The only thing that really annoys me is the fact that they don't have an online payment option. You still have to pay with physical checks or by phone. Wake up!! You still do not take electronic payments online??
— Anonymous on creditkarma.com
It takes forever to pay bills because they mail everything. Paying bills by mail can take up to a week. Doesn't seem worth it if your bill is due at a certain time, does it? If you do set up snail mail payments, they don't automatically take the money out of your account. It only comes out when they mail the bill a week later. I found out the hard way.
—Anonymous on creditkarma.com
Online payment capabilities are now a basic expectation by most consumers.
I told them at the outset I wanted to opt out of overdraft protection and any debit card transactions should be declined if the funds are not there. Long story (somewhat) shorter, I am trying to resolve the fact that I'm still getting fees charged, despite having repeatedly (three times) told them I wanted to opt out.
— Noelle L. on Yelp.com
Make your overdraft opt out process clear and concise. Be sure to notify members of any situations, such as recurring debit charges, that might trigger fees so members can address them.
Beyond belief — my card was restricted without notice for $97 that was more than 15 days overdue, despite the fact that I made a prior month's payment of $2000 and was at less than one-third of my maximum balance. I called the number on the card on a Saturday and they could do nothing. I called member services on Monday (they are closed on weekends), and they told me to read the fine print. I fully expect to get "we want you back" mailers after I cancel, but I couldn't even get a temporary waiver until my payment arrived.
— Anonymous on Creditkarma.com
I got a phone call today saying the fraud department didn't like a particular charge made on my debit card and would I please verify it. What they caught today was indeed bogus. This is the first time I've thought Big Brother was actually looking out for me.
— Errol M. on Yelp.com

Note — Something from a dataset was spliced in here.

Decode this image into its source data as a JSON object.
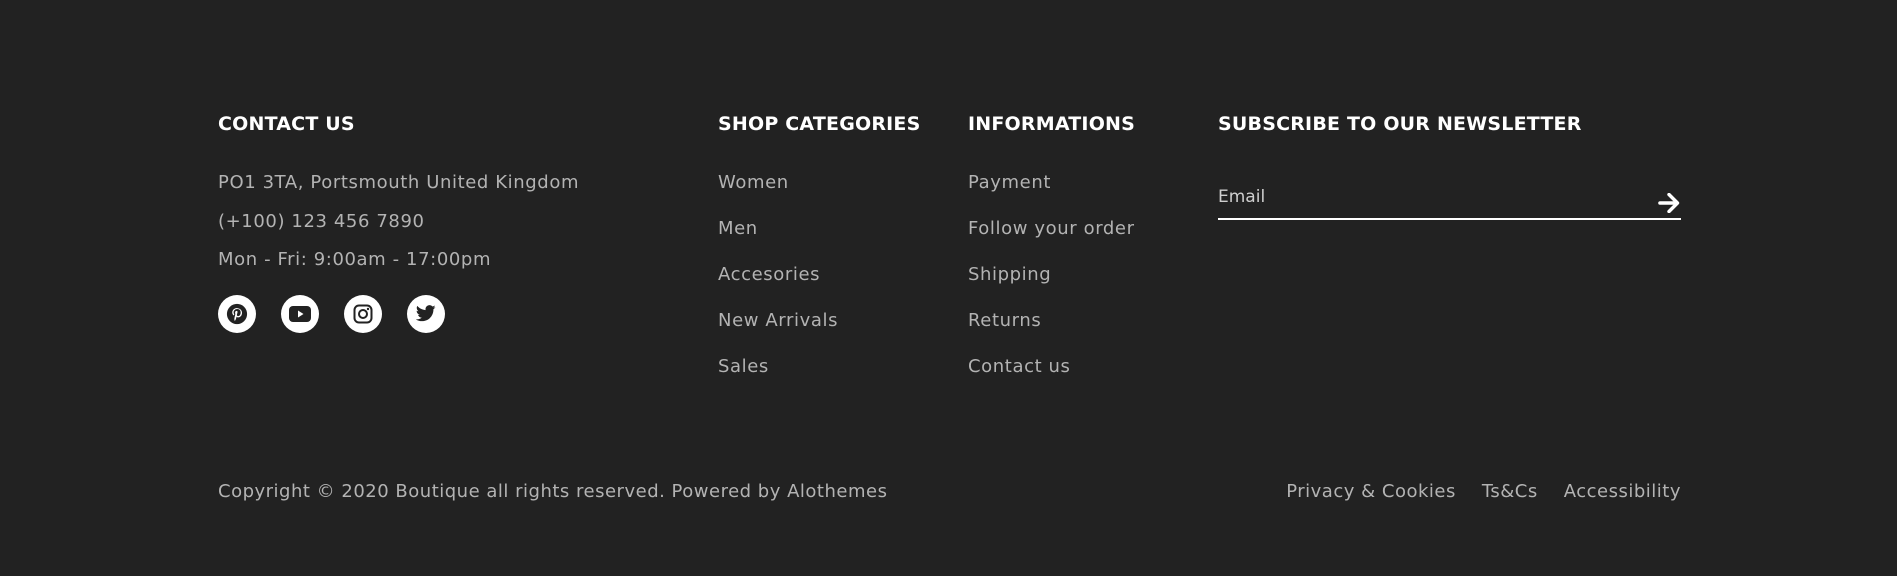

Fraud is a make or break point in many financial relationships. Don’t just aim to meet member expectations, look for ways to exceed them. Examples include offering additional assistance setting up new payees or investing in instant issuance for more immediate card replacement.
I want to buy something and not have to do a calculation on how much money I will be spending. Amazon coins are a way to trick customers into thinking they are not using real money. Please do away with all the coins!
—Blaigan on Amazon.com
To their credit, Amazon is (for the moment, anyway) linking their currency to the U.S. dollar, which means 100 Amazon Coins is worth $1. Of course, the downside of a system like this is that if you don't end up spending all of those coins on Kindle apps and games, then their value is effectively zero. I can see a lot of reasons for Amazon to deploy a payment system like this. I just wish I could see any compelling reasons for customers to use it.
— fair_deal_guy on Amazon.com
Concerns over transparency and usability are keeping alternative currencies like Bitcoin and Amazon Coins from mass market adoption. Make sure your own payment-linked reward points, contests, and retailer partnership programs are clear, to the point, and easy to use so members don’t feel like victims of a bait-and-switch.
I like using Google Wallet. Even the vending machine at my school is enabled for it. That said, it's still tough to find places that have an NFC terminal enabled. Walgreens and CVS are probably the most reliable places to use it. The app itself is more secure than a real credit card because you have to have the phone turned on, unlocked, and a PIN code entered to make it work.
— Bryan Green on Google Play.
Amazing. Just got a Nexus 4 and I use Google Wallet any chance I have. I love tapping to pay and the cashiers' reactions are half the fun. Google needs to do a better job of pointing out that only a few phones support NFC fully because that’s where all the bad reviews are coming from.
— Shane Stewart on Google Play.
Consumers are excited about the ease and security that mobile wallets offer. But onboarding members and walking them through phones and retailers that accept the wallet is the key to adoption and, ultimately, healthy transaction activity.